The Chorale will perform in Georgia, Alabama and Florida and will close the tour with a homecoming concert in PLU’s Lagerquist Concert Hall.
By Mandi LeCompte
In a program titled “I Can Tell the World,” the Pacific Lutheran University Chorale will perform a repertoire of choral music, featuring works by Felix Mendelssohn, Halsey Stevens, Norman Dello Joio, Moses Hogan, Eriks Ešenvalds, and more. Dr. Brian Galante will conduct the 42-student ensemble on tour and in concert in three cities in the southeast United States.
The title of the program is taken from Moses Hogan’s arrangement of the traditional spiritual I Can Tell the World. Each piece in the program presents a statement, whether one of strength, supplication, faith, hope, resolve, joy or journey.
“I talk often in rehearsal about using music to ‘make the world a better place,’ and it seems, especially at this time, that we need profound text, music and artistry to help—in whatever small way—heal a broken world,” Galante says. “This title binds the music in our concert into that one theme.”
As an example, the ensemble will perform a set of pieces that represent beauty overcoming hatred. John Muehleisen’s When All is Done was written in response to the murder of Matthew Sheppard, and describes our resolve to “go on,” to reject the notion that hate and violence win. Ēriks Ešenvalds’ O Salutaris Hostia follows, and brings a spiritual strength to this resolve. The ensemble finishes the set with JAC Redford’s Let Beauty Be Our Memorial, which reflects our desire to be remembered for the beauty that we create, to use beauty, kindness and love to win out over hatred and evil.

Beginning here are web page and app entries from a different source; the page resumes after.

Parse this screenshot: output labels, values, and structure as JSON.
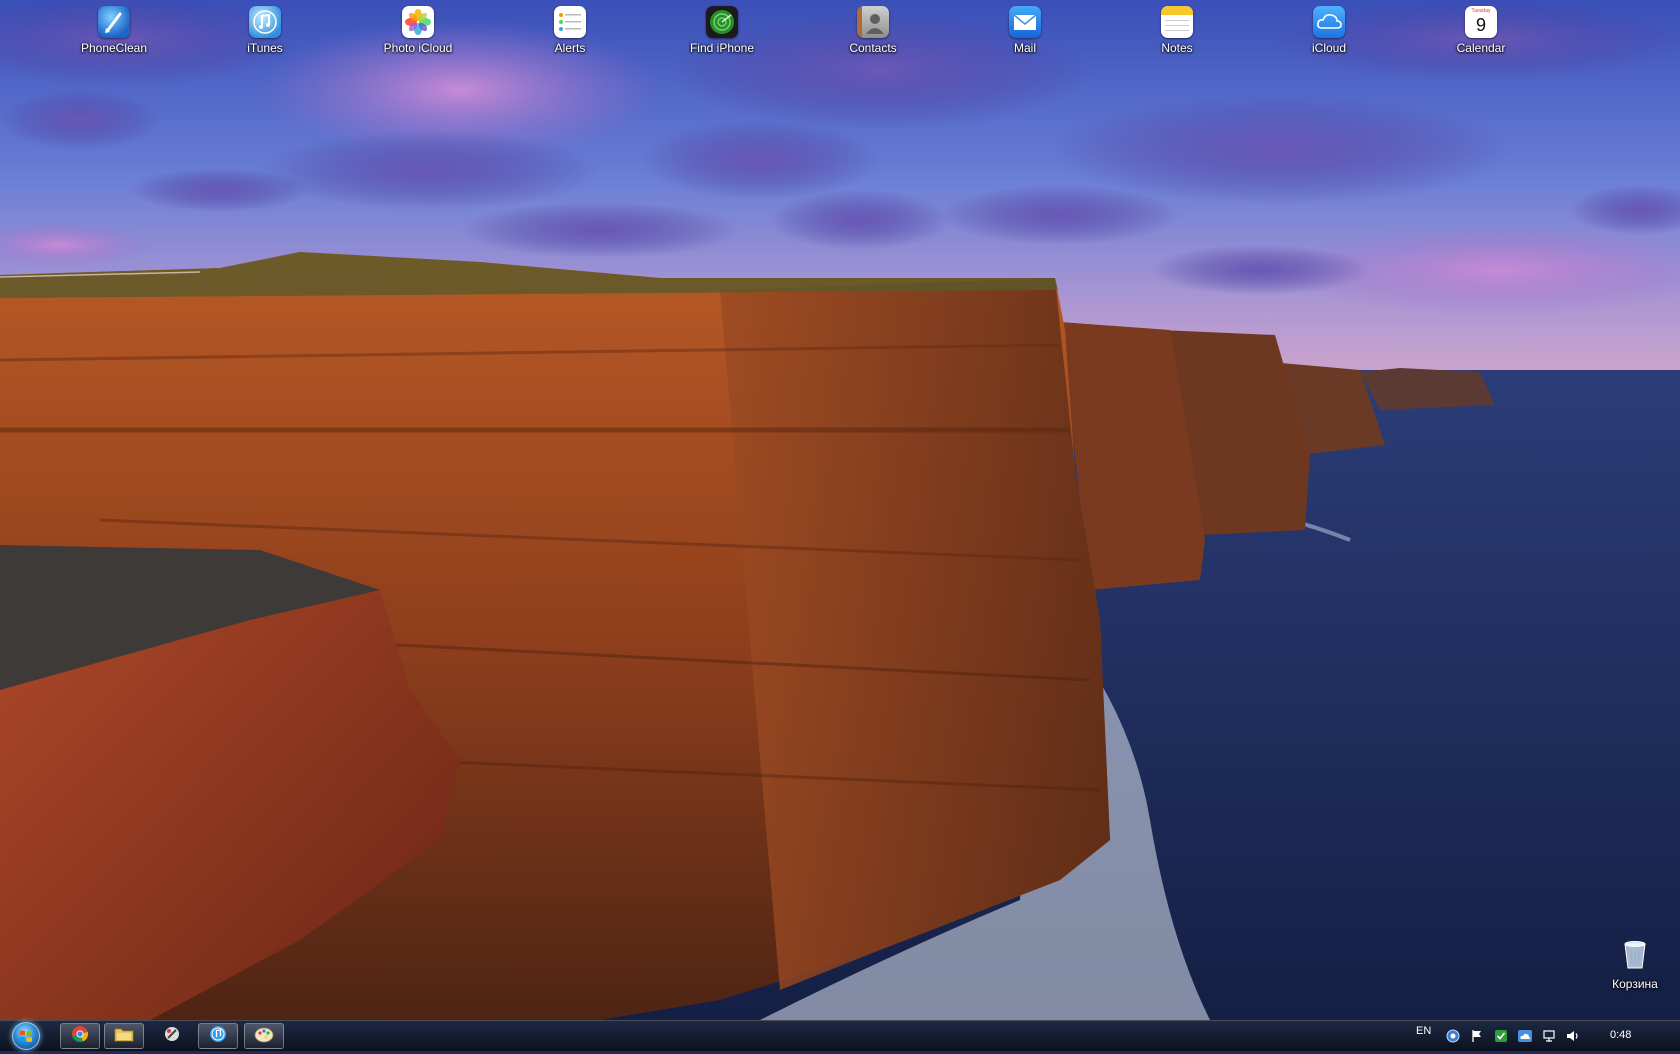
{
  "desktop": {
    "icons": [
      {
        "label": "PhoneClean",
        "icon": "phoneclean-icon"
      },
      {
        "label": "iTunes",
        "icon": "itunes-icon"
      },
      {
        "label": "Photo iCloud",
        "icon": "photos-icon"
      },
      {
        "label": "Alerts",
        "icon": "reminders-list-icon"
      },
      {
        "label": "Find iPhone",
        "icon": "find-iphone-radar-icon"
      },
      {
        "label": "Contacts",
        "icon": "contacts-icon"
      },
      {
        "label": "Mail",
        "icon": "mail-envelope-icon"
      },
      {
        "label": "Notes",
        "icon": "notes-icon"
      },
      {
        "label": "iCloud",
        "icon": "icloud-cloud-icon"
      },
      {
        "label": "Calendar",
        "icon": "calendar-icon",
        "day_header": "Tuesday",
        "day_number": "9"
      }
    ],
    "recycle_bin": {
      "label": "Корзина",
      "icon": "recycle-bin-icon"
    }
  },
  "taskbar": {
    "start_icon": "windows-start-orb-icon",
    "pinned": [
      {
        "icon": "chrome-icon"
      },
      {
        "icon": "file-explorer-icon"
      },
      {
        "icon": "phoneclean-taskbar-icon"
      },
      {
        "icon": "itunes-taskbar-icon"
      },
      {
        "icon": "paint-icon"
      }
    ],
    "language": "EN",
    "tray": [
      {
        "icon": "help-tray-icon"
      },
      {
        "icon": "action-center-flag-icon"
      },
      {
        "icon": "sync-check-icon"
      },
      {
        "icon": "icloud-tray-icon"
      },
      {
        "icon": "network-icon"
      },
      {
        "icon": "volume-icon"
      }
    ],
    "clock": "0:48"
  },
  "colors": {
    "sky_top": "#2f3f9e",
    "cliff": "#a2451e",
    "sea": "#1c2b57",
    "taskbar": "#0f1626"
  }
}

In addition, audience members will hear pieces rarely performed. Halsey Stevens’ Magnificat and Norman Dello Joio’s Song of the Open Road were both written in the mid-20th century, and are representative pieces of the writing of American choral composers at the time. Both feature virtuosic parts for trumpet and piano.
Two works by Felix Mendelssohn, Richte mich, Gott, Op. 78, No. 2, and Mitten wir im Leben sind, Op. 23, No. 3, present profound statements of faith in glorious music.

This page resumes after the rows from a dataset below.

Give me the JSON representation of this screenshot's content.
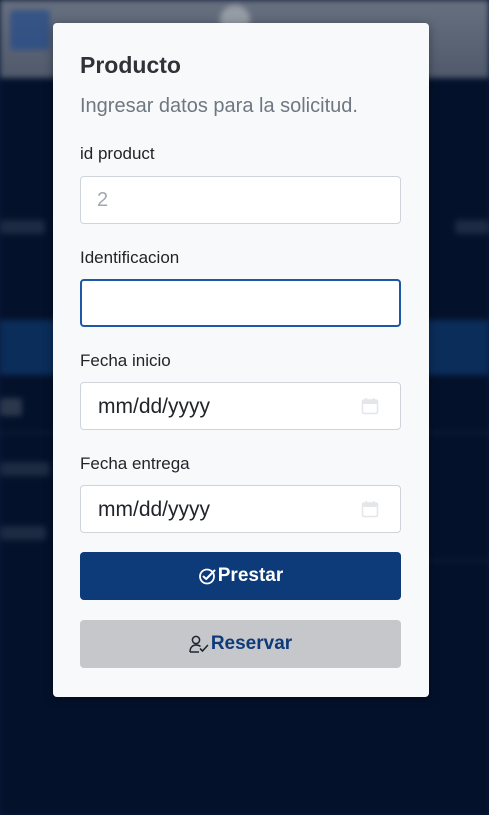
{
  "modal": {
    "title": "Producto",
    "subtitle": "Ingresar datos para la solicitud."
  },
  "fields": {
    "id_product": {
      "label": "id product",
      "placeholder": "2",
      "value": ""
    },
    "identificacion": {
      "label": "Identificacion",
      "value": ""
    },
    "fecha_inicio": {
      "label": "Fecha inicio",
      "display": "mm/dd/yyyy",
      "icon": "calendar-icon"
    },
    "fecha_entrega": {
      "label": "Fecha entrega",
      "display": "mm/dd/yyyy",
      "icon": "calendar-icon"
    }
  },
  "buttons": {
    "prestar": {
      "label": "Prestar",
      "icon": "check-badge-icon"
    },
    "reservar": {
      "label": "Reservar",
      "icon": "user-check-icon"
    }
  },
  "colors": {
    "primary": "#0d3a78",
    "secondary": "#c6c7ca",
    "focus_border": "#1c57a8",
    "backdrop": "#06173a"
  }
}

“In addition to being a superb pianist, Oksana is a wonderful collaborator: it often feels like we’re having a musical conversation when she is on stage,” Galante explains. “That kind of musicianship and artistry elevates everything that we do.”
Lyman performs on three advanced works—Magnificat, Song of the Open Road, and When All is Done.

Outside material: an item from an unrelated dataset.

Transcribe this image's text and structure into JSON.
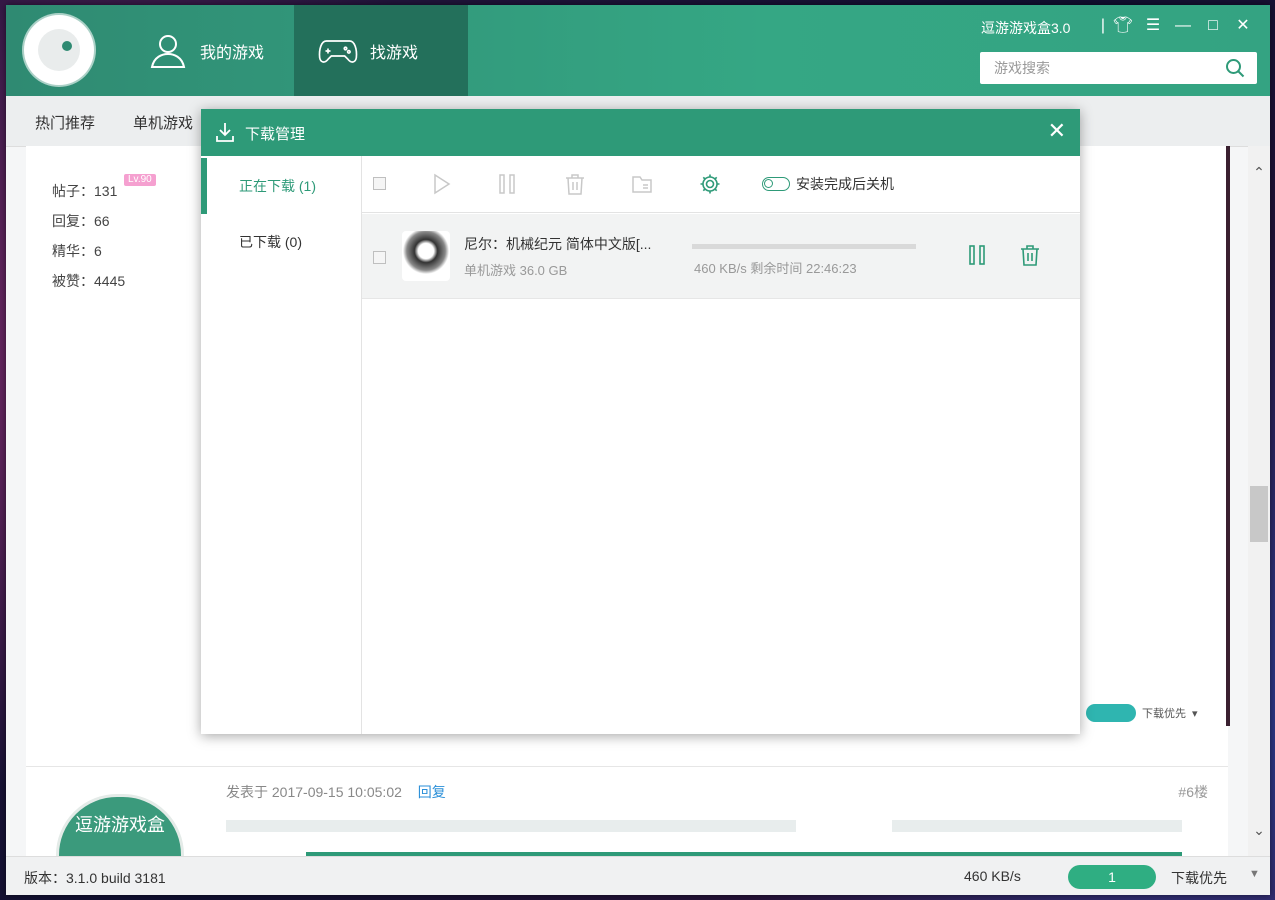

“He makes the difficult seem easy, the disjunct lines fluid and connected, almost like another voice in the ensemble,” Galante says. “The combination of the trumpet and choir is a stirring sound.”
The southeast is an area yet untouched by the voices of University Chorale. The Chorale will perform in Georgia, Alabama and Florida and will close the tour with a homecoming concert in PLU’s Lagerquist Concert Hall.
The Pacific Lutheran University Chorale tours domestically and represents a dynamic Department of Music comprised of 200 music majors and 400-500 music program participants each academic year. The choir recently appeared on the PBS broadcast of “A PLU Christmas Invitation.”
All performances are open to the public, with the exception of the homecoming concert in Tacoma, Washington, all are free. Visit www.plu.edu/chorale for more information on the Chorale and tour information.